**YOUR TASK**: Would you please give all the lines below again, exactly as they stand?

**LISTED RECORDS**:
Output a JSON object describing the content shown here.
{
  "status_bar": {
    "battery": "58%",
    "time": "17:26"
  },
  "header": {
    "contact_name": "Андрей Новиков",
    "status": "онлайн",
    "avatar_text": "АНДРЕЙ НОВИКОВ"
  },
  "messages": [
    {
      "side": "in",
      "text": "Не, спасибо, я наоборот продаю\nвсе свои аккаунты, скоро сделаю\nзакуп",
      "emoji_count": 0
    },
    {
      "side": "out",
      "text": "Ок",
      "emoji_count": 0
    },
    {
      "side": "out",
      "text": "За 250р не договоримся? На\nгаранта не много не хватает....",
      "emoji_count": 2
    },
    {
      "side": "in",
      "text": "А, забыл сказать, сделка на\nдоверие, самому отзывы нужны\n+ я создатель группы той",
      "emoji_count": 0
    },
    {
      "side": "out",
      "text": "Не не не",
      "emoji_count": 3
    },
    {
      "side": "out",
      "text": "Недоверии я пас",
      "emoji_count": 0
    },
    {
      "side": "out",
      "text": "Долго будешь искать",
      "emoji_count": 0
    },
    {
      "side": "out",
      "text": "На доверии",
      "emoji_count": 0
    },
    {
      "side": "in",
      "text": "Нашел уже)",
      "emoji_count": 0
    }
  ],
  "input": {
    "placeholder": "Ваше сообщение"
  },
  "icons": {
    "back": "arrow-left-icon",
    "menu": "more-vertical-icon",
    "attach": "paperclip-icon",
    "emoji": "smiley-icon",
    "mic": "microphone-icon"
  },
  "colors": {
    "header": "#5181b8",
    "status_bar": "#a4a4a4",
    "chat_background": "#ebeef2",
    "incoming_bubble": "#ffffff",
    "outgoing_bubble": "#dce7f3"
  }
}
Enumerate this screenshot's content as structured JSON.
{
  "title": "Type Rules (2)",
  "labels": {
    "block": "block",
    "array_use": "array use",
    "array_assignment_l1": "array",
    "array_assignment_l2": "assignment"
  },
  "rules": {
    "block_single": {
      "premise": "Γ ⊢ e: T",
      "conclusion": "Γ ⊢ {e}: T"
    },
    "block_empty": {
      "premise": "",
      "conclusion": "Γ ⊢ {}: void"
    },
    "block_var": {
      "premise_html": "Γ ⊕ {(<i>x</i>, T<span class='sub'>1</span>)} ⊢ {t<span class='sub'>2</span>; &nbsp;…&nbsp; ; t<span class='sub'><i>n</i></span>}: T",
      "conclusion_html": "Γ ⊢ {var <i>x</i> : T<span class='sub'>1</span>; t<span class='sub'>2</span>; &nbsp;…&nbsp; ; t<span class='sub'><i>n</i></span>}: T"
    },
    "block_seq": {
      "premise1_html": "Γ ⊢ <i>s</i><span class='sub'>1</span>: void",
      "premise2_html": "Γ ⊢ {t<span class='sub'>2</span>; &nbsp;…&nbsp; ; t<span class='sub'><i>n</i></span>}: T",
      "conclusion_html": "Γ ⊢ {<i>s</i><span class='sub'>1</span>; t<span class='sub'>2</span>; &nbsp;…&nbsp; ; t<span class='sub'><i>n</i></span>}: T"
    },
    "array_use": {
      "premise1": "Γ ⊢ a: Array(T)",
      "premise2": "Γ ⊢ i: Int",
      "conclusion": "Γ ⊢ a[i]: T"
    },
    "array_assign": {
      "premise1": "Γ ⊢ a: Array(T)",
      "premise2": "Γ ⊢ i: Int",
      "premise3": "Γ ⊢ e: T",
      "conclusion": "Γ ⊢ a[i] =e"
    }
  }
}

**TASK OUTPUT**:
Output a JSON object describing the content shown here.
{
  "status_bar": {
    "battery": "58%",
    "time": "17:26"
  },
  "header": {
    "contact_name": "Андрей Новиков",
    "status": "онлайн",
    "avatar_text": "АНДРЕЙ НОВИКОВ"
  },
  "messages": [
    {
      "side": "in",
      "text": "Не, спасибо, я наоборот продаю\nвсе свои аккаунты, скоро сделаю\nзакуп",
      "emoji_count": 0
    },
    {
      "side": "out",
      "text": "Ок",
      "emoji_count": 0
    },
    {
      "side": "out",
      "text": "За 250р не договоримся? На\nгаранта не много не хватает....",
      "emoji_count": 2
    },
    {
      "side": "in",
      "text": "А, забыл сказать, сделка на\nдоверие, самому отзывы нужны\n+ я создатель группы той",
      "emoji_count": 0
    },
    {
      "side": "out",
      "text": "Не не не",
      "emoji_count": 3
    },
    {
      "side": "out",
      "text": "Недоверии я пас",
      "emoji_count": 0
    },
    {
      "side": "out",
      "text": "Долго будешь искать",
      "emoji_count": 0
    },
    {
      "side": "out",
      "text": "На доверии",
      "emoji_count": 0
    },
    {
      "side": "in",
      "text": "Нашел уже)",
      "emoji_count": 0
    }
  ],
  "input": {
    "placeholder": "Ваше сообщение"
  },
  "icons": {
    "back": "arrow-left-icon",
    "menu": "more-vertical-icon",
    "attach": "paperclip-icon",
    "emoji": "smiley-icon",
    "mic": "microphone-icon"
  },
  "colors": {
    "header": "#5181b8",
    "status_bar": "#a4a4a4",
    "chat_background": "#ebeef2",
    "incoming_bubble": "#ffffff",
    "outgoing_bubble": "#dce7f3"
  }
}
Enumerate this screenshot's content as structured JSON.
{
  "title": "Type Rules (2)",
  "labels": {
    "block": "block",
    "array_use": "array use",
    "array_assignment_l1": "array",
    "array_assignment_l2": "assignment"
  },
  "rules": {
    "block_single": {
      "premise": "Γ ⊢ e: T",
      "conclusion": "Γ ⊢ {e}: T"
    },
    "block_empty": {
      "premise": "",
      "conclusion": "Γ ⊢ {}: void"
    },
    "block_var": {
      "premise_html": "Γ ⊕ {(<i>x</i>, T<span class='sub'>1</span>)} ⊢ {t<span class='sub'>2</span>; &nbsp;…&nbsp; ; t<span class='sub'><i>n</i></span>}: T",
      "conclusion_html": "Γ ⊢ {var <i>x</i> : T<span class='sub'>1</span>; t<span class='sub'>2</span>; &nbsp;…&nbsp; ; t<span class='sub'><i>n</i></span>}: T"
    },
    "block_seq": {
      "premise1_html": "Γ ⊢ <i>s</i><span class='sub'>1</span>: void",
      "premise2_html": "Γ ⊢ {t<span class='sub'>2</span>; &nbsp;…&nbsp; ; t<span class='sub'><i>n</i></span>}: T",
      "conclusion_html": "Γ ⊢ {<i>s</i><span class='sub'>1</span>; t<span class='sub'>2</span>; &nbsp;…&nbsp; ; t<span class='sub'><i>n</i></span>}: T"
    },
    "array_use": {
      "premise1": "Γ ⊢ a: Array(T)",
      "premise2": "Γ ⊢ i: Int",
      "conclusion": "Γ ⊢ a[i]: T"
    },
    "array_assign": {
      "premise1": "Γ ⊢ a: Array(T)",
      "premise2": "Γ ⊢ i: Int",
      "premise3": "Γ ⊢ e: T",
      "conclusion": "Γ ⊢ a[i] =e"
    }
  }
}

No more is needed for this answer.